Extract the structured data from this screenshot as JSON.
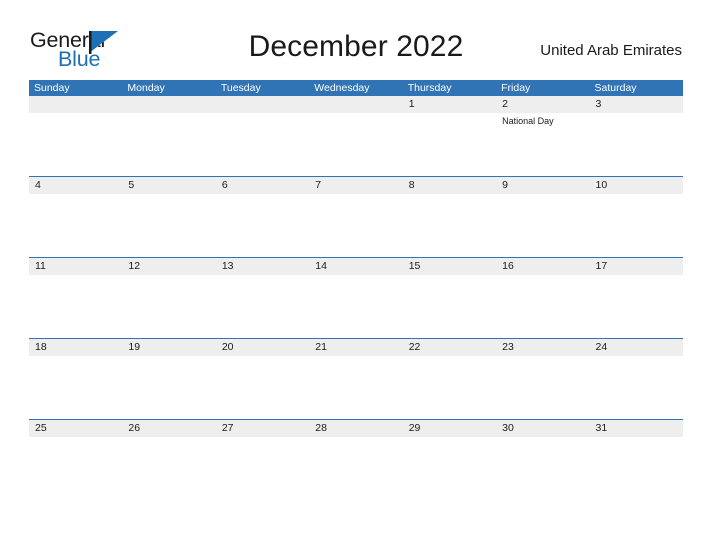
{
  "logo": {
    "text_top": "General",
    "text_bottom": "Blue",
    "flag_icon": "blue-flag-triangle-icon",
    "top_color": "#1a1a1a",
    "bottom_color": "#1f6fb5"
  },
  "header": {
    "title": "December 2022",
    "country": "United Arab Emirates"
  },
  "colors": {
    "header_blue": "#3174b5",
    "row_band_gray": "#eeeeee",
    "rule_blue": "#3174b5",
    "text": "#1a1a1a",
    "header_text": "#ffffff"
  },
  "calendar": {
    "month": "December",
    "year": "2022",
    "day_headers": [
      "Sunday",
      "Monday",
      "Tuesday",
      "Wednesday",
      "Thursday",
      "Friday",
      "Saturday"
    ],
    "weeks": [
      {
        "days": [
          {
            "num": "",
            "event": ""
          },
          {
            "num": "",
            "event": ""
          },
          {
            "num": "",
            "event": ""
          },
          {
            "num": "",
            "event": ""
          },
          {
            "num": "1",
            "event": ""
          },
          {
            "num": "2",
            "event": "National Day"
          },
          {
            "num": "3",
            "event": ""
          }
        ]
      },
      {
        "days": [
          {
            "num": "4",
            "event": ""
          },
          {
            "num": "5",
            "event": ""
          },
          {
            "num": "6",
            "event": ""
          },
          {
            "num": "7",
            "event": ""
          },
          {
            "num": "8",
            "event": ""
          },
          {
            "num": "9",
            "event": ""
          },
          {
            "num": "10",
            "event": ""
          }
        ]
      },
      {
        "days": [
          {
            "num": "11",
            "event": ""
          },
          {
            "num": "12",
            "event": ""
          },
          {
            "num": "13",
            "event": ""
          },
          {
            "num": "14",
            "event": ""
          },
          {
            "num": "15",
            "event": ""
          },
          {
            "num": "16",
            "event": ""
          },
          {
            "num": "17",
            "event": ""
          }
        ]
      },
      {
        "days": [
          {
            "num": "18",
            "event": ""
          },
          {
            "num": "19",
            "event": ""
          },
          {
            "num": "20",
            "event": ""
          },
          {
            "num": "21",
            "event": ""
          },
          {
            "num": "22",
            "event": ""
          },
          {
            "num": "23",
            "event": ""
          },
          {
            "num": "24",
            "event": ""
          }
        ]
      },
      {
        "days": [
          {
            "num": "25",
            "event": ""
          },
          {
            "num": "26",
            "event": ""
          },
          {
            "num": "27",
            "event": ""
          },
          {
            "num": "28",
            "event": ""
          },
          {
            "num": "29",
            "event": ""
          },
          {
            "num": "30",
            "event": ""
          },
          {
            "num": "31",
            "event": ""
          }
        ]
      }
    ]
  }
}
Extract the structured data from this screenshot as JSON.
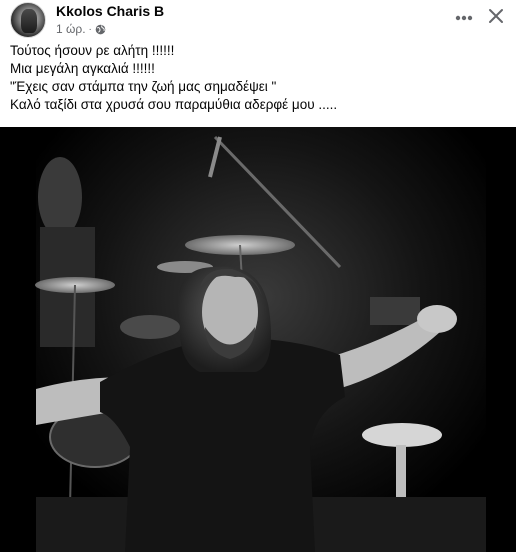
{
  "post": {
    "author_name": "Kkolos Charis B",
    "timestamp": "1 ώρ.",
    "separator": "·",
    "privacy_icon": "globe-icon",
    "more_icon": "more-horizontal-icon",
    "close_icon": "close-icon",
    "text_lines": [
      "Τούτος ήσουν ρε αλήτη !!!!!!",
      "Μια μεγάλη αγκαλιά !!!!!!",
      "\"Έχεις σαν στάμπα την ζωή μας σημαδέψει \"",
      "Καλό ταξίδι στα χρυσά σου παραμύθια  αδερφέ μου ....."
    ]
  },
  "colors": {
    "text_primary": "#050505",
    "text_secondary": "#65676b",
    "background": "#ffffff"
  }
}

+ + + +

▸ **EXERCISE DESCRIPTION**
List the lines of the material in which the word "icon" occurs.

▸ **SOLUTION TO THIS PROBLEM**
    "flag_icon": "blue-flag-triangle-icon",
    "privacy_icon": "globe-icon",
    "more_icon": "more-horizontal-icon",
    "close_icon": "close-icon",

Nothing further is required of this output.